== Input data

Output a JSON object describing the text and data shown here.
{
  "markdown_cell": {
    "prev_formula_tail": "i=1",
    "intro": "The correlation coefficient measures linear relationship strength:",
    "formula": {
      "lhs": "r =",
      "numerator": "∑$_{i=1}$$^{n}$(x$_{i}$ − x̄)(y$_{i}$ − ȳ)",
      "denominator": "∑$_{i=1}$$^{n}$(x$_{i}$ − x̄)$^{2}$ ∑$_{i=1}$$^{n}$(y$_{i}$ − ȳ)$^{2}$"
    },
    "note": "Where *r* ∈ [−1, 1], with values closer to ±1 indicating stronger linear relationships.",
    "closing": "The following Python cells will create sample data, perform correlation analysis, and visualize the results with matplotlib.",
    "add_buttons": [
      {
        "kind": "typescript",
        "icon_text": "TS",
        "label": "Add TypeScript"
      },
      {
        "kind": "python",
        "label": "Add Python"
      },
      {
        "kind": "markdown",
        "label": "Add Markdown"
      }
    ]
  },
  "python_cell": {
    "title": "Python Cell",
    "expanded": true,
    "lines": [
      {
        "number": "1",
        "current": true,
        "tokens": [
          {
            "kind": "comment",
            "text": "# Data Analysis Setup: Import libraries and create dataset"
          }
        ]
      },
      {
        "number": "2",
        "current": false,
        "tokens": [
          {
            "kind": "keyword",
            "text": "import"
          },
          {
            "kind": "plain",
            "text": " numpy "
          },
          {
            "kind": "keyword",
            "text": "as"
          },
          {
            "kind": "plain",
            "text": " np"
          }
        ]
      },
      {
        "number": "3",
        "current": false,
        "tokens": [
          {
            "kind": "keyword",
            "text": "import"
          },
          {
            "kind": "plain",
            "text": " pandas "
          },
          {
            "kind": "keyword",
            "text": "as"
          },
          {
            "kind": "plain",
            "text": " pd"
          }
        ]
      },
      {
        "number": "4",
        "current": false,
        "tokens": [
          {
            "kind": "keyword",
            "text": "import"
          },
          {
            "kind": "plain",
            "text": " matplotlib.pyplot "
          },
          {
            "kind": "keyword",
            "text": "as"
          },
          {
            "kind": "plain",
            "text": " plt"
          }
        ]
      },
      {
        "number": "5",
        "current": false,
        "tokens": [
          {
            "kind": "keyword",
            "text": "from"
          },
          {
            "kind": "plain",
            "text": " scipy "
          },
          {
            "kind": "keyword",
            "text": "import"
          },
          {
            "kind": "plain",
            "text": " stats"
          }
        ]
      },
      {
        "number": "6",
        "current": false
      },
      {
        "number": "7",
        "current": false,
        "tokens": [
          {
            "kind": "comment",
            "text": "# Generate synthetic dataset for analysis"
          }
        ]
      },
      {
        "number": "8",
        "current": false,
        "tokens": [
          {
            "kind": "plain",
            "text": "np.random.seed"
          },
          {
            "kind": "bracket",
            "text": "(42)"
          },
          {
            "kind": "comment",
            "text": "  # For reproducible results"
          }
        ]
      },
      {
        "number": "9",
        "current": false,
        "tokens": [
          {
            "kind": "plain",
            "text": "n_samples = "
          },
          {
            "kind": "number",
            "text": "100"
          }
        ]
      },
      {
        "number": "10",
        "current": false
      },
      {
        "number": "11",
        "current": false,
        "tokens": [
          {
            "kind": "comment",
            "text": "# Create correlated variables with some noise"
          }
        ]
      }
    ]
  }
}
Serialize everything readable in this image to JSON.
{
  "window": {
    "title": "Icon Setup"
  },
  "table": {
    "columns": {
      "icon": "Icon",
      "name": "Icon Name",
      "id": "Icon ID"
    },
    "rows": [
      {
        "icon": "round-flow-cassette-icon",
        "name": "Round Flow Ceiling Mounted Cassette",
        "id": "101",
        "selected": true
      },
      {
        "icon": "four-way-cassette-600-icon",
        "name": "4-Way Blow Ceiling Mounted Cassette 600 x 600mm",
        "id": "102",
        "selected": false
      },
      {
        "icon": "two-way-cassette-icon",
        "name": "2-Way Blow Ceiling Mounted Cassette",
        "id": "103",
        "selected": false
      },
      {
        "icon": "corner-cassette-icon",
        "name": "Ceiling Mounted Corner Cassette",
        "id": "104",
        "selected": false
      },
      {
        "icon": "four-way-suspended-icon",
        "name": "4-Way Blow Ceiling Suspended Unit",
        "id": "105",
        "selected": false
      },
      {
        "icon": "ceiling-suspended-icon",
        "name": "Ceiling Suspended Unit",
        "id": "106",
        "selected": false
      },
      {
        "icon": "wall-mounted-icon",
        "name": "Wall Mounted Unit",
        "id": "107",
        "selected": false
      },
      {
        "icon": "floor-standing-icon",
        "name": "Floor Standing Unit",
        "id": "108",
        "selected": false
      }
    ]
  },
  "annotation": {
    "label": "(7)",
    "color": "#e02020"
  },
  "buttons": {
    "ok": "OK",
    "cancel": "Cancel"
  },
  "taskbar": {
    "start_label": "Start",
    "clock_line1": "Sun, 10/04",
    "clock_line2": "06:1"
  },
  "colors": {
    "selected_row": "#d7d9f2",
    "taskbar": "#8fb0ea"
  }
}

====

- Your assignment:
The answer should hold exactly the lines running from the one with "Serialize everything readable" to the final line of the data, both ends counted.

- Task answer:
Serialize everything readable in this image to JSON.
{
  "window": {
    "title": "Icon Setup"
  },
  "table": {
    "columns": {
      "icon": "Icon",
      "name": "Icon Name",
      "id": "Icon ID"
    },
    "rows": [
      {
        "icon": "round-flow-cassette-icon",
        "name": "Round Flow Ceiling Mounted Cassette",
        "id": "101",
        "selected": true
      },
      {
        "icon": "four-way-cassette-600-icon",
        "name": "4-Way Blow Ceiling Mounted Cassette 600 x 600mm",
        "id": "102",
        "selected": false
      },
      {
        "icon": "two-way-cassette-icon",
        "name": "2-Way Blow Ceiling Mounted Cassette",
        "id": "103",
        "selected": false
      },
      {
        "icon": "corner-cassette-icon",
        "name": "Ceiling Mounted Corner Cassette",
        "id": "104",
        "selected": false
      },
      {
        "icon": "four-way-suspended-icon",
        "name": "4-Way Blow Ceiling Suspended Unit",
        "id": "105",
        "selected": false
      },
      {
        "icon": "ceiling-suspended-icon",
        "name": "Ceiling Suspended Unit",
        "id": "106",
        "selected": false
      },
      {
        "icon": "wall-mounted-icon",
        "name": "Wall Mounted Unit",
        "id": "107",
        "selected": false
      },
      {
        "icon": "floor-standing-icon",
        "name": "Floor Standing Unit",
        "id": "108",
        "selected": false
      }
    ]
  },
  "annotation": {
    "label": "(7)",
    "color": "#e02020"
  },
  "buttons": {
    "ok": "OK",
    "cancel": "Cancel"
  },
  "taskbar": {
    "start_label": "Start",
    "clock_line1": "Sun, 10/04",
    "clock_line2": "06:1"
  },
  "colors": {
    "selected_row": "#d7d9f2",
    "taskbar": "#8fb0ea"
  }
}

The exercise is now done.